═════ Exercise data

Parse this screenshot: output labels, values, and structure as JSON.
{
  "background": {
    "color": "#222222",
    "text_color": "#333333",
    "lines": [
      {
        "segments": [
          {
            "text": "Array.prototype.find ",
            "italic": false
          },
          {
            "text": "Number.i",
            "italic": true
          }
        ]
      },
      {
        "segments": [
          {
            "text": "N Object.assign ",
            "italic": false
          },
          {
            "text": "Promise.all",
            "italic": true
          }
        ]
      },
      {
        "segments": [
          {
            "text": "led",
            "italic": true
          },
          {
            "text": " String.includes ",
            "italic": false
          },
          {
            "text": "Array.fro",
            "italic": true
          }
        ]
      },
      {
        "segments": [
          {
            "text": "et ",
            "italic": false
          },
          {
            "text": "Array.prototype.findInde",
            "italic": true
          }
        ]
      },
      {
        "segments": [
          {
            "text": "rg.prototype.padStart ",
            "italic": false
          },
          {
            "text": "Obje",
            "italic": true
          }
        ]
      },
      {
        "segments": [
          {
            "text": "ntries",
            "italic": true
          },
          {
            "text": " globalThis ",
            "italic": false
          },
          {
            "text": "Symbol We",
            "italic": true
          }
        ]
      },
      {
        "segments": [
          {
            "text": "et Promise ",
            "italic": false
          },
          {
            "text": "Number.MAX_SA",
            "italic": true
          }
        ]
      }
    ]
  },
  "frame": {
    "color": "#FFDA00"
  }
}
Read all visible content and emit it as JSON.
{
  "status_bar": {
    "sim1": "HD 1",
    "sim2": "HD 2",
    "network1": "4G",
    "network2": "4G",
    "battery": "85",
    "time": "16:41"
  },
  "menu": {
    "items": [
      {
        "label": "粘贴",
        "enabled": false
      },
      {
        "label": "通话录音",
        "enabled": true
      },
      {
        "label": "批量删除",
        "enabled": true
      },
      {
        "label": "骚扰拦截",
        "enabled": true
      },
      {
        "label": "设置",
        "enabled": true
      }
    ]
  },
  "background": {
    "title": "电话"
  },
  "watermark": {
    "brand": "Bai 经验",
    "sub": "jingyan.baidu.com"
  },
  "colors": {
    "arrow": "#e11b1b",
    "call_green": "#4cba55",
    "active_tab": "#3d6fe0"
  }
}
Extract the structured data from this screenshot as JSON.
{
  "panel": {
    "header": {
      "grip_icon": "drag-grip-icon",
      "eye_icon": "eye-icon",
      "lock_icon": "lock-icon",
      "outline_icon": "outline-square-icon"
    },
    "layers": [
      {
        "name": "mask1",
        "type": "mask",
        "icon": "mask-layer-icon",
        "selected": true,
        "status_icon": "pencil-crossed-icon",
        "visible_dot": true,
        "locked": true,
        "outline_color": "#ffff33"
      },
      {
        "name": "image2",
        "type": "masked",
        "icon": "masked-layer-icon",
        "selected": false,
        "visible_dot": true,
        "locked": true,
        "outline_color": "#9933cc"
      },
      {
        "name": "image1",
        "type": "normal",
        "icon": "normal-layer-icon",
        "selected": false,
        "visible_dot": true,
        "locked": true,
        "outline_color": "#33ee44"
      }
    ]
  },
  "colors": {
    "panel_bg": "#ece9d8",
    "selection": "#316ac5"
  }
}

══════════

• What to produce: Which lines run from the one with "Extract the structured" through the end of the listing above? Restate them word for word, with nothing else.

• Written answer:
Extract the structured data from this screenshot as JSON.
{
  "panel": {
    "header": {
      "grip_icon": "drag-grip-icon",
      "eye_icon": "eye-icon",
      "lock_icon": "lock-icon",
      "outline_icon": "outline-square-icon"
    },
    "layers": [
      {
        "name": "mask1",
        "type": "mask",
        "icon": "mask-layer-icon",
        "selected": true,
        "status_icon": "pencil-crossed-icon",
        "visible_dot": true,
        "locked": true,
        "outline_color": "#ffff33"
      },
      {
        "name": "image2",
        "type": "masked",
        "icon": "masked-layer-icon",
        "selected": false,
        "visible_dot": true,
        "locked": true,
        "outline_color": "#9933cc"
      },
      {
        "name": "image1",
        "type": "normal",
        "icon": "normal-layer-icon",
        "selected": false,
        "visible_dot": true,
        "locked": true,
        "outline_color": "#33ee44"
      }
    ]
  },
  "colors": {
    "panel_bg": "#ece9d8",
    "selection": "#316ac5"
  }
}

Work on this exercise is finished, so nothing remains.